* Excerpted records *

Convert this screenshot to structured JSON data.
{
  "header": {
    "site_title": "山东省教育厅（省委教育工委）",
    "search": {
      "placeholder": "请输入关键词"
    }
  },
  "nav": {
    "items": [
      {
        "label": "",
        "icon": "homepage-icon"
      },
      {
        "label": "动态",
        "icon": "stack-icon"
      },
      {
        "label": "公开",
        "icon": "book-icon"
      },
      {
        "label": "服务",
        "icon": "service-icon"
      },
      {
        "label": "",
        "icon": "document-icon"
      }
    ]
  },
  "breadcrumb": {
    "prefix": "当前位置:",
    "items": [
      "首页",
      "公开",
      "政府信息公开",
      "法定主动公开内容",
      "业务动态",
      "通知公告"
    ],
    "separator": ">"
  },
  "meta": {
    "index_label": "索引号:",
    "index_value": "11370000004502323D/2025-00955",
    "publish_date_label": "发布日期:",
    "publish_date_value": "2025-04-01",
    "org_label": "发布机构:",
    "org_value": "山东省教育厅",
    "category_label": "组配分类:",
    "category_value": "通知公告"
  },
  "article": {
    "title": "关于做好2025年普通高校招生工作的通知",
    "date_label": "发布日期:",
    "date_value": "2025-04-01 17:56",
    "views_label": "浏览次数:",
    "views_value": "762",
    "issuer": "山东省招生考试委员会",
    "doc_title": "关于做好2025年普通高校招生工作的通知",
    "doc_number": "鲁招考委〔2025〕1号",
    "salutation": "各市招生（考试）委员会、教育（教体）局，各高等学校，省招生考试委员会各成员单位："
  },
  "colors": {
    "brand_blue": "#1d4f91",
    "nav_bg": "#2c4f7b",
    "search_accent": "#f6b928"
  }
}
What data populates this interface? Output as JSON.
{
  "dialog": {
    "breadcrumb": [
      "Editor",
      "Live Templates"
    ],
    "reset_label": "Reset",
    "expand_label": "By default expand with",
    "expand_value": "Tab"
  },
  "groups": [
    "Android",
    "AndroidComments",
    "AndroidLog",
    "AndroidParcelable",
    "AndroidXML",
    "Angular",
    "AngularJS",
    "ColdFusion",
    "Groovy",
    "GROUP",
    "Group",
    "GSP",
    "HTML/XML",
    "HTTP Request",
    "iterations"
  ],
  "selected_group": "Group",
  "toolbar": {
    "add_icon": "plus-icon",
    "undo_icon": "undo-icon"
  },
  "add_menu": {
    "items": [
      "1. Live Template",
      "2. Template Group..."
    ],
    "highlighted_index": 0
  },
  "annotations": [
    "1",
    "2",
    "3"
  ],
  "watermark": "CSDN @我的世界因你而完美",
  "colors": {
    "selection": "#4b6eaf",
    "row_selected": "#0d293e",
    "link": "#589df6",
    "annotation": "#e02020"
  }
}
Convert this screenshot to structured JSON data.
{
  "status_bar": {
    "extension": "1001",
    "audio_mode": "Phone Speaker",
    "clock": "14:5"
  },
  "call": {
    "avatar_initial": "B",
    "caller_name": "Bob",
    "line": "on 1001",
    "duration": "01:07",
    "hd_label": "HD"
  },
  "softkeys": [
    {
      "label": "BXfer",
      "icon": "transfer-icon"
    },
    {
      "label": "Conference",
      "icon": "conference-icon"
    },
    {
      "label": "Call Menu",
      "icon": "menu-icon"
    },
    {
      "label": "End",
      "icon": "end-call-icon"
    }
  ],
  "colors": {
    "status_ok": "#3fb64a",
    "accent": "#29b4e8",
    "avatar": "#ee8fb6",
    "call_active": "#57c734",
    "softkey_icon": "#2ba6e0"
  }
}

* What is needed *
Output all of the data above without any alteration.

* Response *
Convert this screenshot to structured JSON data.
{
  "header": {
    "site_title": "山东省教育厅（省委教育工委）",
    "search": {
      "placeholder": "请输入关键词"
    }
  },
  "nav": {
    "items": [
      {
        "label": "",
        "icon": "homepage-icon"
      },
      {
        "label": "动态",
        "icon": "stack-icon"
      },
      {
        "label": "公开",
        "icon": "book-icon"
      },
      {
        "label": "服务",
        "icon": "service-icon"
      },
      {
        "label": "",
        "icon": "document-icon"
      }
    ]
  },
  "breadcrumb": {
    "prefix": "当前位置:",
    "items": [
      "首页",
      "公开",
      "政府信息公开",
      "法定主动公开内容",
      "业务动态",
      "通知公告"
    ],
    "separator": ">"
  },
  "meta": {
    "index_label": "索引号:",
    "index_value": "11370000004502323D/2025-00955",
    "publish_date_label": "发布日期:",
    "publish_date_value": "2025-04-01",
    "org_label": "发布机构:",
    "org_value": "山东省教育厅",
    "category_label": "组配分类:",
    "category_value": "通知公告"
  },
  "article": {
    "title": "关于做好2025年普通高校招生工作的通知",
    "date_label": "发布日期:",
    "date_value": "2025-04-01 17:56",
    "views_label": "浏览次数:",
    "views_value": "762",
    "issuer": "山东省招生考试委员会",
    "doc_title": "关于做好2025年普通高校招生工作的通知",
    "doc_number": "鲁招考委〔2025〕1号",
    "salutation": "各市招生（考试）委员会、教育（教体）局，各高等学校，省招生考试委员会各成员单位："
  },
  "colors": {
    "brand_blue": "#1d4f91",
    "nav_bg": "#2c4f7b",
    "search_accent": "#f6b928"
  }
}
What data populates this interface? Output as JSON.
{
  "dialog": {
    "breadcrumb": [
      "Editor",
      "Live Templates"
    ],
    "reset_label": "Reset",
    "expand_label": "By default expand with",
    "expand_value": "Tab"
  },
  "groups": [
    "Android",
    "AndroidComments",
    "AndroidLog",
    "AndroidParcelable",
    "AndroidXML",
    "Angular",
    "AngularJS",
    "ColdFusion",
    "Groovy",
    "GROUP",
    "Group",
    "GSP",
    "HTML/XML",
    "HTTP Request",
    "iterations"
  ],
  "selected_group": "Group",
  "toolbar": {
    "add_icon": "plus-icon",
    "undo_icon": "undo-icon"
  },
  "add_menu": {
    "items": [
      "1. Live Template",
      "2. Template Group..."
    ],
    "highlighted_index": 0
  },
  "annotations": [
    "1",
    "2",
    "3"
  ],
  "watermark": "CSDN @我的世界因你而完美",
  "colors": {
    "selection": "#4b6eaf",
    "row_selected": "#0d293e",
    "link": "#589df6",
    "annotation": "#e02020"
  }
}
Convert this screenshot to structured JSON data.
{
  "status_bar": {
    "extension": "1001",
    "audio_mode": "Phone Speaker",
    "clock": "14:5"
  },
  "call": {
    "avatar_initial": "B",
    "caller_name": "Bob",
    "line": "on 1001",
    "duration": "01:07",
    "hd_label": "HD"
  },
  "softkeys": [
    {
      "label": "BXfer",
      "icon": "transfer-icon"
    },
    {
      "label": "Conference",
      "icon": "conference-icon"
    },
    {
      "label": "Call Menu",
      "icon": "menu-icon"
    },
    {
      "label": "End",
      "icon": "end-call-icon"
    }
  ],
  "colors": {
    "status_ok": "#3fb64a",
    "accent": "#29b4e8",
    "avatar": "#ee8fb6",
    "call_active": "#57c734",
    "softkey_icon": "#2ba6e0"
  }
}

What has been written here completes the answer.